About demographic targeting
With demographic targeting in AdWords, you can reach a specific set of potential customers who are likely to be within a particular age range, gender, parental status, or household income. For instance, if you run a fitness studio exclusively for women, demographic targeting could help you avoid showing your ads to men.
Before you begin
Keep in mind that demographic targeting is an option to narrow your targeting. In other words, it helps prevent people outside of the your chosen demographics from seeing your ads.
Demographic targeting options
Demographic targeting for AdWords Search, Display or Video campaigns can include:
- Age: "18-24," "25-34," "35-44," "45-54," "55-64," "65 or more," and "Unknown"
- Gender: "Female," "Male," and "Unknown"
Demographic targeting for Display or Video campaigns can include:
- Parental status: "Parent," "Not a parent," and "Unknown"
Demographic targeting for Video campaigns can include:
- Household income (currently available in the U.S. only): “Top 10%,” “11-20%,” “21-30%,” “31-40%,” “41-50%,” “Lower 50%,” and “Unknown”
Parents can create a Google Account for their children under 13 using the Family Link app.
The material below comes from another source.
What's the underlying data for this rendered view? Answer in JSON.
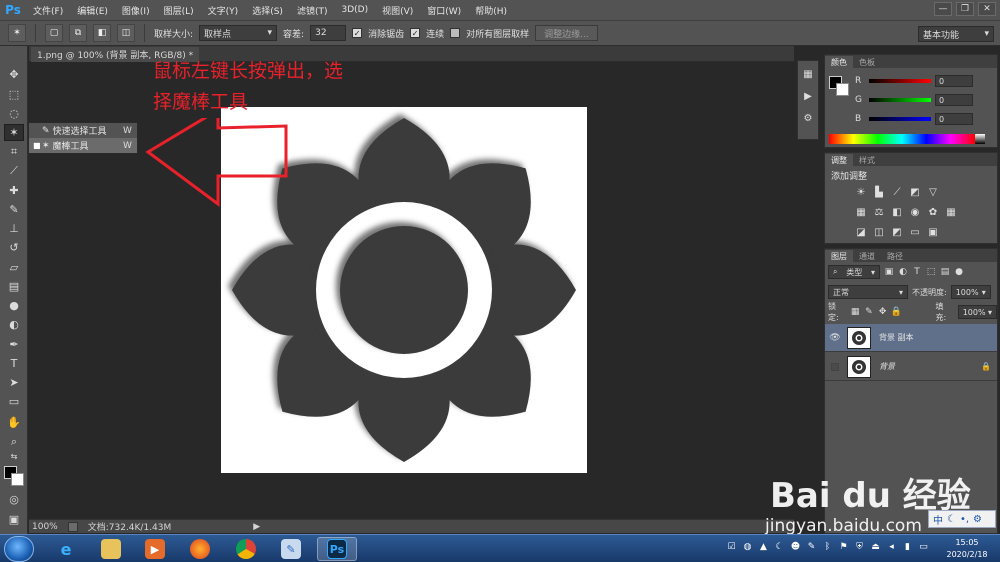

Ads may be displayed to these users. Advertisers can't target ads to show only to children under 13. Learn more about how ads work for these Google Accounts and how to exclude your ads from showing to these users.
AdWords can't know or infer the demographics of all people. “Unknown” refers to people whose age, gender, parental status, or household income we haven’t identified.
In addition, some websites on the Display Network opt out of demographic targeting, so if you want to show your ads on those sites, leave the "Unknown" category selected. When you target by a type of demographic, the "Unknown" demographic category is selected by default because you can reach a significantly wider audience.
Exclude the "Unknown" demographic category only if you're sure you want to restrict your campaign to a narrow audience. Excluding "Unknown" might prevent a substantial number of people from seeing your ads, some of whom you might want to reach.
How Google determines demographic information
When people are signed in from their Google Account, we may use demographics derived from their settings or activity on Google properties, depending on their account status. Consumers can edit their demographic information by visiting Ads Settings. In addition, some sites might provide us with demographic information that people share on certain websites, such as social networking sites.
For people who aren't signed in to their Google Account, we sometimes infer their demographic information based on their activity from Google properties or the Display Network. For example, when people browse YouTube or sites on the Display Network, Google may store an identifier in their web browser, using a “cookie.” That browser may be associated with certain demographic categories, based on sites that were visited.
Sarah's favorite hobby is gardening. Many of the gardening sites and blogs on the Display Network that she visits have a majority of female readers. Based on this, Sarah's browser (when she’s not signed in from her Google account) could be added to the "female" demographic category. As a result, Google may show Sarah ads from advertisers who have chosen to show their ads to women.
When Sarah’s signed in from her Google account, Google may show her ads based on selections she made in her Ads Settings, including her demographic information.
Mobile app demographics: This targeting feature uses an advertising identifier linked to a customer's mobile device to remember which apps the person has used. We might associate the identifier with a demographic category based on web browsing and app activities on a mobile device.
Keep in mind that we aren't able to gather or infer demographic information from everyone using the web or mobile apps, so if you narrow your targeting with multiple specific demographic groups, your ads may reach a more limited audience.
Refine your strategy
- Targeting. Demographic targeting can be combined with other targeting strategies.
- Exclusions. You can also exclude demographic categories so you don’t show your ads to certain demographics.
- Customize your bids. While still showing your ads everyone, you can place higher (or lower) bids for a certain demographic group.
Examples of effective demographic targeting
Age. Marc is advertising for a financial institution, and he wants to market different products to seniors versus college students. He uses demographics to show different ads to each group of customers and adjusts his bids for demographic groups that may be more likely to spend more. Marc finds that middle-aged customers tend to have the largest initial deposits, and increases his bid for people ages 35 to 54.
Household income. In a video campaign, Marc can show ads to customers in a certain household income range. Marc sets his targeting to reach people in the top 30% of U.S. household incomes, by selecting the “Top 10%,” “11-20%,” and “21-30%" options for household income.
Age and gender. Alberta runs a website whose audience is working mothers. On the Search Network, her demographic targeting is the “25–54” age range and “Female” gender. On her Display Network campaigns, she specifies “Parent” parental status as targeting criteria. A savvy advertiser, Alberta also adds a targeting method of “in-market audience” for Baby & Children's Products.